Page and application data records
Content starts

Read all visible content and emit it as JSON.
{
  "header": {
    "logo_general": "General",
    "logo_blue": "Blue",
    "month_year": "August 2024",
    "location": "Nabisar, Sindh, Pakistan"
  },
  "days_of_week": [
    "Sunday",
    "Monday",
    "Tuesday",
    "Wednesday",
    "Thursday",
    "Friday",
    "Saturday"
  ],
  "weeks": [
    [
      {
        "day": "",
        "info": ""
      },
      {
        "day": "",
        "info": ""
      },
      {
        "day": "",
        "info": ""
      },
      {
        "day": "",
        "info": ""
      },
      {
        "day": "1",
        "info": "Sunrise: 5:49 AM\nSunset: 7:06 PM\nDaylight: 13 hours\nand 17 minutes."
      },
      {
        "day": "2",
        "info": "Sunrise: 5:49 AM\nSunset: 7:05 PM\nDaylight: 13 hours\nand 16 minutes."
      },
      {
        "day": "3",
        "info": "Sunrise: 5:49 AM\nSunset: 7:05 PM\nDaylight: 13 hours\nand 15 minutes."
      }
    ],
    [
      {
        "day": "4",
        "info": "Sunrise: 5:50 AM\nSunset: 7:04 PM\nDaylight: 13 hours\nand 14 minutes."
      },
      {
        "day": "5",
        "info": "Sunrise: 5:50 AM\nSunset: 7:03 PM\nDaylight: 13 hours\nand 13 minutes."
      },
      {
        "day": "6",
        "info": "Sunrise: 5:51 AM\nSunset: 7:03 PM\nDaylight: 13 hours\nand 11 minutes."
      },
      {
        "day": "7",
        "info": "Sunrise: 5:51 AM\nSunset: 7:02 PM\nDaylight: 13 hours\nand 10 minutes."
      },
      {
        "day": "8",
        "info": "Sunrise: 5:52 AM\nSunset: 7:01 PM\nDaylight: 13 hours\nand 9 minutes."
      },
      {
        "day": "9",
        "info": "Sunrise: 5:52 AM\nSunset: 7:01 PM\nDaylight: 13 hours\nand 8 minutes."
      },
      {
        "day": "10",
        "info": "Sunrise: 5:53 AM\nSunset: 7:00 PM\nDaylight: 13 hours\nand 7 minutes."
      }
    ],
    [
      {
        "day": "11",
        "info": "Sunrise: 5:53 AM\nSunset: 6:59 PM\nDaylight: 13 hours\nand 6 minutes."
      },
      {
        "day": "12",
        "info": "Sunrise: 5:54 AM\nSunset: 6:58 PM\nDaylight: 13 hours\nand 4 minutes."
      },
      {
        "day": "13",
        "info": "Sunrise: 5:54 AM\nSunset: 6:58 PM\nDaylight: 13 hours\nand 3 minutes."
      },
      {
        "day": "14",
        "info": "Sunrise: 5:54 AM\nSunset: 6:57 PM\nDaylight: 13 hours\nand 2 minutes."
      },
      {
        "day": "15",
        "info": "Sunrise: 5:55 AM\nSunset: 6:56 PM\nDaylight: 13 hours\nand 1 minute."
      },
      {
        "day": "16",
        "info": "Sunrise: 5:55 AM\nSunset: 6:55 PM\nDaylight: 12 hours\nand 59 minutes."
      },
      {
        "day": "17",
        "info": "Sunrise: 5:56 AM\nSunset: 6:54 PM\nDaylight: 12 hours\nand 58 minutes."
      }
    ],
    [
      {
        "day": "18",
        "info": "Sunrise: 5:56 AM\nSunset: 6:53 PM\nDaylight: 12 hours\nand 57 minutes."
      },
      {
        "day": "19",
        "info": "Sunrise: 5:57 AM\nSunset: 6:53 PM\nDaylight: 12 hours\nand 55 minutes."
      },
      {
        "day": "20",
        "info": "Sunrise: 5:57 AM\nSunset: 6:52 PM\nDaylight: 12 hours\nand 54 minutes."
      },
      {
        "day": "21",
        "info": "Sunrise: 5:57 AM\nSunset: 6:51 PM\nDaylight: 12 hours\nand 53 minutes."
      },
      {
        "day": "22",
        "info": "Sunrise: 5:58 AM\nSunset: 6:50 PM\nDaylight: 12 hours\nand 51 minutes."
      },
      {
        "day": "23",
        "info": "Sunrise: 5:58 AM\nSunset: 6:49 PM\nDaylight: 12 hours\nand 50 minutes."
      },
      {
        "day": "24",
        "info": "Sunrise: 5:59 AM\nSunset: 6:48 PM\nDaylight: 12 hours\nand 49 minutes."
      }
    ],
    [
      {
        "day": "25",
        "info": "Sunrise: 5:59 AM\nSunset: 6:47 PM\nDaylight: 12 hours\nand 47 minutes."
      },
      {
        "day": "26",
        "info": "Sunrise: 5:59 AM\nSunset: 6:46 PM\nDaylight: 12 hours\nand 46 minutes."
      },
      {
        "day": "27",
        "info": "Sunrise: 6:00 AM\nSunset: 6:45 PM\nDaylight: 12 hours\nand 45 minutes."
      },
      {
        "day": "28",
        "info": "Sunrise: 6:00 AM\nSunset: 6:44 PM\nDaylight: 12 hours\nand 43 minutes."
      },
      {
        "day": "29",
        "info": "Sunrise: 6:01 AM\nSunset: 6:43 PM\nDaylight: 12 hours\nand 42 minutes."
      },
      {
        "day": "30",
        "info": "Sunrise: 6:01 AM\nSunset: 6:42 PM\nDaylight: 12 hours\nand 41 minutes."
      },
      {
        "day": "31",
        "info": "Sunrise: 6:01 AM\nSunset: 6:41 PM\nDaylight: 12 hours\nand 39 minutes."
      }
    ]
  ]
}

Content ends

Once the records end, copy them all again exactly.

Read all visible content and emit it as JSON.
{
  "header": {
    "logo_general": "General",
    "logo_blue": "Blue",
    "month_year": "August 2024",
    "location": "Nabisar, Sindh, Pakistan"
  },
  "days_of_week": [
    "Sunday",
    "Monday",
    "Tuesday",
    "Wednesday",
    "Thursday",
    "Friday",
    "Saturday"
  ],
  "weeks": [
    [
      {
        "day": "",
        "info": ""
      },
      {
        "day": "",
        "info": ""
      },
      {
        "day": "",
        "info": ""
      },
      {
        "day": "",
        "info": ""
      },
      {
        "day": "1",
        "info": "Sunrise: 5:49 AM\nSunset: 7:06 PM\nDaylight: 13 hours\nand 17 minutes."
      },
      {
        "day": "2",
        "info": "Sunrise: 5:49 AM\nSunset: 7:05 PM\nDaylight: 13 hours\nand 16 minutes."
      },
      {
        "day": "3",
        "info": "Sunrise: 5:49 AM\nSunset: 7:05 PM\nDaylight: 13 hours\nand 15 minutes."
      }
    ],
    [
      {
        "day": "4",
        "info": "Sunrise: 5:50 AM\nSunset: 7:04 PM\nDaylight: 13 hours\nand 14 minutes."
      },
      {
        "day": "5",
        "info": "Sunrise: 5:50 AM\nSunset: 7:03 PM\nDaylight: 13 hours\nand 13 minutes."
      },
      {
        "day": "6",
        "info": "Sunrise: 5:51 AM\nSunset: 7:03 PM\nDaylight: 13 hours\nand 11 minutes."
      },
      {
        "day": "7",
        "info": "Sunrise: 5:51 AM\nSunset: 7:02 PM\nDaylight: 13 hours\nand 10 minutes."
      },
      {
        "day": "8",
        "info": "Sunrise: 5:52 AM\nSunset: 7:01 PM\nDaylight: 13 hours\nand 9 minutes."
      },
      {
        "day": "9",
        "info": "Sunrise: 5:52 AM\nSunset: 7:01 PM\nDaylight: 13 hours\nand 8 minutes."
      },
      {
        "day": "10",
        "info": "Sunrise: 5:53 AM\nSunset: 7:00 PM\nDaylight: 13 hours\nand 7 minutes."
      }
    ],
    [
      {
        "day": "11",
        "info": "Sunrise: 5:53 AM\nSunset: 6:59 PM\nDaylight: 13 hours\nand 6 minutes."
      },
      {
        "day": "12",
        "info": "Sunrise: 5:54 AM\nSunset: 6:58 PM\nDaylight: 13 hours\nand 4 minutes."
      },
      {
        "day": "13",
        "info": "Sunrise: 5:54 AM\nSunset: 6:58 PM\nDaylight: 13 hours\nand 3 minutes."
      },
      {
        "day": "14",
        "info": "Sunrise: 5:54 AM\nSunset: 6:57 PM\nDaylight: 13 hours\nand 2 minutes."
      },
      {
        "day": "15",
        "info": "Sunrise: 5:55 AM\nSunset: 6:56 PM\nDaylight: 13 hours\nand 1 minute."
      },
      {
        "day": "16",
        "info": "Sunrise: 5:55 AM\nSunset: 6:55 PM\nDaylight: 12 hours\nand 59 minutes."
      },
      {
        "day": "17",
        "info": "Sunrise: 5:56 AM\nSunset: 6:54 PM\nDaylight: 12 hours\nand 58 minutes."
      }
    ],
    [
      {
        "day": "18",
        "info": "Sunrise: 5:56 AM\nSunset: 6:53 PM\nDaylight: 12 hours\nand 57 minutes."
      },
      {
        "day": "19",
        "info": "Sunrise: 5:57 AM\nSunset: 6:53 PM\nDaylight: 12 hours\nand 55 minutes."
      },
      {
        "day": "20",
        "info": "Sunrise: 5:57 AM\nSunset: 6:52 PM\nDaylight: 12 hours\nand 54 minutes."
      },
      {
        "day": "21",
        "info": "Sunrise: 5:57 AM\nSunset: 6:51 PM\nDaylight: 12 hours\nand 53 minutes."
      },
      {
        "day": "22",
        "info": "Sunrise: 5:58 AM\nSunset: 6:50 PM\nDaylight: 12 hours\nand 51 minutes."
      },
      {
        "day": "23",
        "info": "Sunrise: 5:58 AM\nSunset: 6:49 PM\nDaylight: 12 hours\nand 50 minutes."
      },
      {
        "day": "24",
        "info": "Sunrise: 5:59 AM\nSunset: 6:48 PM\nDaylight: 12 hours\nand 49 minutes."
      }
    ],
    [
      {
        "day": "25",
        "info": "Sunrise: 5:59 AM\nSunset: 6:47 PM\nDaylight: 12 hours\nand 47 minutes."
      },
      {
        "day": "26",
        "info": "Sunrise: 5:59 AM\nSunset: 6:46 PM\nDaylight: 12 hours\nand 46 minutes."
      },
      {
        "day": "27",
        "info": "Sunrise: 6:00 AM\nSunset: 6:45 PM\nDaylight: 12 hours\nand 45 minutes."
      },
      {
        "day": "28",
        "info": "Sunrise: 6:00 AM\nSunset: 6:44 PM\nDaylight: 12 hours\nand 43 minutes."
      },
      {
        "day": "29",
        "info": "Sunrise: 6:01 AM\nSunset: 6:43 PM\nDaylight: 12 hours\nand 42 minutes."
      },
      {
        "day": "30",
        "info": "Sunrise: 6:01 AM\nSunset: 6:42 PM\nDaylight: 12 hours\nand 41 minutes."
      },
      {
        "day": "31",
        "info": "Sunrise: 6:01 AM\nSunset: 6:41 PM\nDaylight: 12 hours\nand 39 minutes."
      }
    ]
  ]
}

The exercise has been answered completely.